* _Available records_:
+++

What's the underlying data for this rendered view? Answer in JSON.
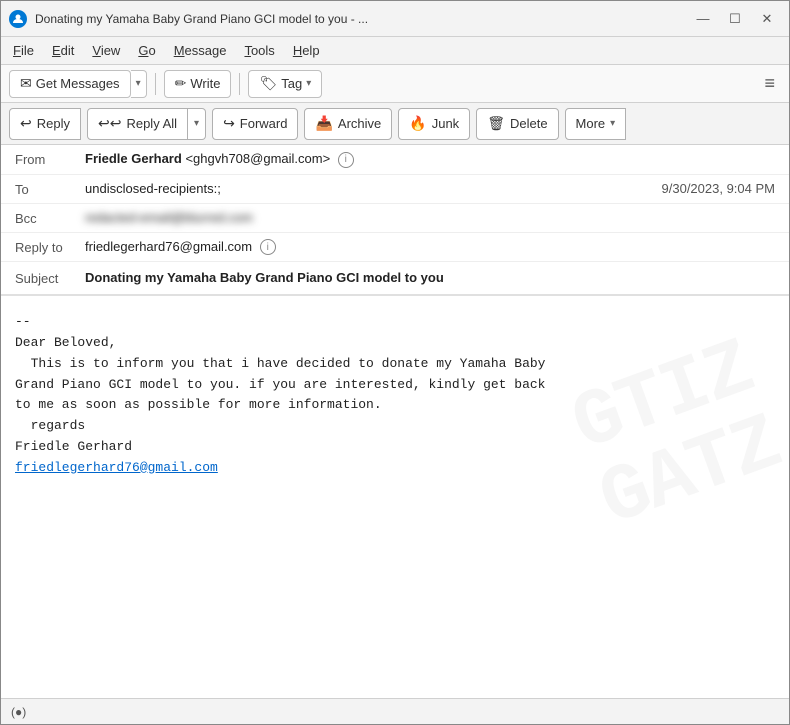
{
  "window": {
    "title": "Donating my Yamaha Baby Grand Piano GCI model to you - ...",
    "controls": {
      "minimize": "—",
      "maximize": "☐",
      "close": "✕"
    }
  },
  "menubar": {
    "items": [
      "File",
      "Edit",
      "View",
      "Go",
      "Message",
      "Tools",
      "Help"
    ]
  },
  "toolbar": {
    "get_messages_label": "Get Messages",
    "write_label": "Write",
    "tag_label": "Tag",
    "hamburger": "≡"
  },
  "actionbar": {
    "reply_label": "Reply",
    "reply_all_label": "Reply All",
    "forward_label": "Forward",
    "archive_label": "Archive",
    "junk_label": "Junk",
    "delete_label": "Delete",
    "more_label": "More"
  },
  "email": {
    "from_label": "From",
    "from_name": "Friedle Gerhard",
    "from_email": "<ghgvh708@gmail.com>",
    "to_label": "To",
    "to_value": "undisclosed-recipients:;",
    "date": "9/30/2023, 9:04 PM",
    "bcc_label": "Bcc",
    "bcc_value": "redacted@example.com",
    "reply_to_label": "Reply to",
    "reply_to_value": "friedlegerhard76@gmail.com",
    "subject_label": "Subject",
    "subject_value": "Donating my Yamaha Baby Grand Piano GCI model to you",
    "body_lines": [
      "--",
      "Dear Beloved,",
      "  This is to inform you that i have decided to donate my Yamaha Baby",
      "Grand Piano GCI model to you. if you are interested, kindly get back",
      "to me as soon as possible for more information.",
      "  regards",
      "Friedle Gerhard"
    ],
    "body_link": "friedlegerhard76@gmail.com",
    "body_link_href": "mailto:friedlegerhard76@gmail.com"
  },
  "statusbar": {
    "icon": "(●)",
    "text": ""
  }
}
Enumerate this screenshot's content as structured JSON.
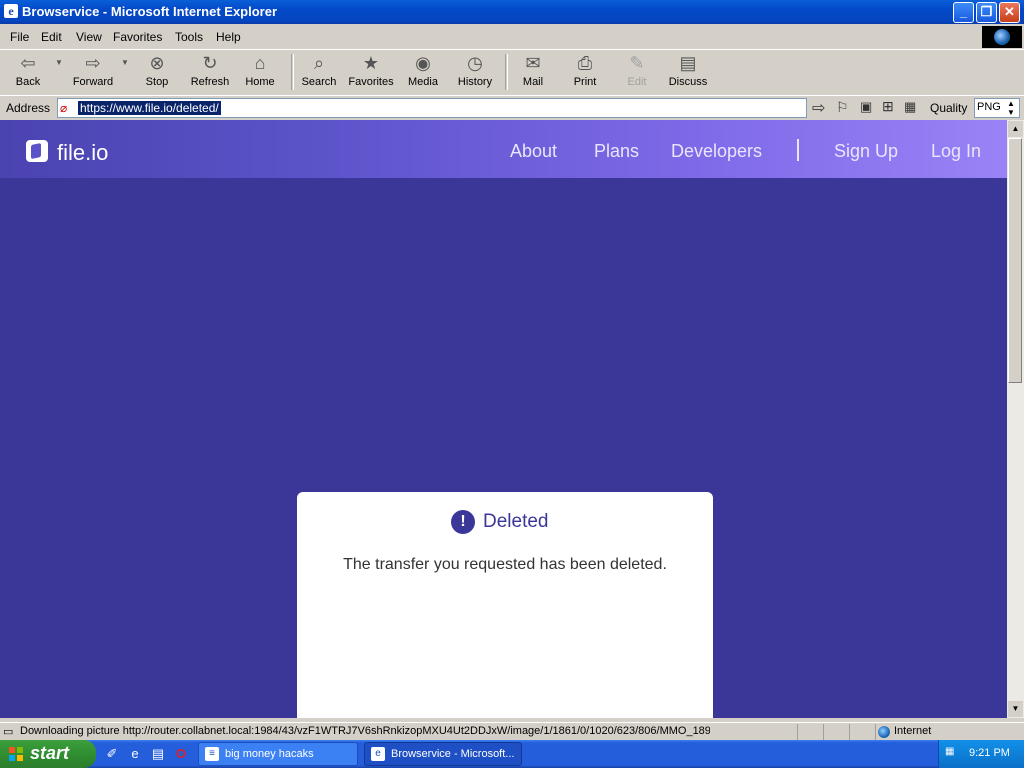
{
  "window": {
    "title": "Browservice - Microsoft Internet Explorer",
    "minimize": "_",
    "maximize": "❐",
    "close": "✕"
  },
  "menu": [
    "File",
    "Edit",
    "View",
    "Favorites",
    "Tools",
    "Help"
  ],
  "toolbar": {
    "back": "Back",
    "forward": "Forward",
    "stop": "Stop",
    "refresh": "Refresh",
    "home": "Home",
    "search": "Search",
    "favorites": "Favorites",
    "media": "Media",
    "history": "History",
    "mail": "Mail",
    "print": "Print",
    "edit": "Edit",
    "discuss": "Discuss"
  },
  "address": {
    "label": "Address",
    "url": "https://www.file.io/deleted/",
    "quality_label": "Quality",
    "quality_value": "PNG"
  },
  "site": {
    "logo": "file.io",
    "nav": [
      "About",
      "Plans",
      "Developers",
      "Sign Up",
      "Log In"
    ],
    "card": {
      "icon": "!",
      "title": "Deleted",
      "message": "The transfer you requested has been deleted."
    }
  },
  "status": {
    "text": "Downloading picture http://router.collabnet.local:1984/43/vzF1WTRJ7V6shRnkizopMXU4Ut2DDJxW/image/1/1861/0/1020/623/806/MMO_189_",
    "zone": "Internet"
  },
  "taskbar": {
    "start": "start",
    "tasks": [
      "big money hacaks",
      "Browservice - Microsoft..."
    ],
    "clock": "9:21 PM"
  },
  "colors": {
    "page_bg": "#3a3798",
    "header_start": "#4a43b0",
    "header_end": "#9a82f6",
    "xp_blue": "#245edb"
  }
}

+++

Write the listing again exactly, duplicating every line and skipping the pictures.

What's the underlying data for this rendered view? Answer in JSON.
{
  "window": {
    "title": "Donating my Yamaha Baby Grand Piano GCI model to you - ...",
    "controls": {
      "minimize": "—",
      "maximize": "☐",
      "close": "✕"
    }
  },
  "menubar": {
    "items": [
      "File",
      "Edit",
      "View",
      "Go",
      "Message",
      "Tools",
      "Help"
    ]
  },
  "toolbar": {
    "get_messages_label": "Get Messages",
    "write_label": "Write",
    "tag_label": "Tag",
    "hamburger": "≡"
  },
  "actionbar": {
    "reply_label": "Reply",
    "reply_all_label": "Reply All",
    "forward_label": "Forward",
    "archive_label": "Archive",
    "junk_label": "Junk",
    "delete_label": "Delete",
    "more_label": "More"
  },
  "email": {
    "from_label": "From",
    "from_name": "Friedle Gerhard",
    "from_email": "<ghgvh708@gmail.com>",
    "to_label": "To",
    "to_value": "undisclosed-recipients:;",
    "date": "9/30/2023, 9:04 PM",
    "bcc_label": "Bcc",
    "bcc_value": "redacted@example.com",
    "reply_to_label": "Reply to",
    "reply_to_value": "friedlegerhard76@gmail.com",
    "subject_label": "Subject",
    "subject_value": "Donating my Yamaha Baby Grand Piano GCI model to you",
    "body_lines": [
      "--",
      "Dear Beloved,",
      "  This is to inform you that i have decided to donate my Yamaha Baby",
      "Grand Piano GCI model to you. if you are interested, kindly get back",
      "to me as soon as possible for more information.",
      "  regards",
      "Friedle Gerhard"
    ],
    "body_link": "friedlegerhard76@gmail.com",
    "body_link_href": "mailto:friedlegerhard76@gmail.com"
  },
  "statusbar": {
    "icon": "(●)",
    "text": ""
  }
}
Enumerate this screenshot's content as structured JSON.
{
  "window": {
    "title": "Browservice - Microsoft Internet Explorer",
    "minimize": "_",
    "maximize": "❐",
    "close": "✕"
  },
  "menu": [
    "File",
    "Edit",
    "View",
    "Favorites",
    "Tools",
    "Help"
  ],
  "toolbar": {
    "back": "Back",
    "forward": "Forward",
    "stop": "Stop",
    "refresh": "Refresh",
    "home": "Home",
    "search": "Search",
    "favorites": "Favorites",
    "media": "Media",
    "history": "History",
    "mail": "Mail",
    "print": "Print",
    "edit": "Edit",
    "discuss": "Discuss"
  },
  "address": {
    "label": "Address",
    "url": "https://www.file.io/deleted/",
    "quality_label": "Quality",
    "quality_value": "PNG"
  },
  "site": {
    "logo": "file.io",
    "nav": [
      "About",
      "Plans",
      "Developers",
      "Sign Up",
      "Log In"
    ],
    "card": {
      "icon": "!",
      "title": "Deleted",
      "message": "The transfer you requested has been deleted."
    }
  },
  "status": {
    "text": "Downloading picture http://router.collabnet.local:1984/43/vzF1WTRJ7V6shRnkizopMXU4Ut2DDJxW/image/1/1861/0/1020/623/806/MMO_189_",
    "zone": "Internet"
  },
  "taskbar": {
    "start": "start",
    "tasks": [
      "big money hacaks",
      "Browservice - Microsoft..."
    ],
    "clock": "9:21 PM"
  },
  "colors": {
    "page_bg": "#3a3798",
    "header_start": "#4a43b0",
    "header_end": "#9a82f6",
    "xp_blue": "#245edb"
  }
}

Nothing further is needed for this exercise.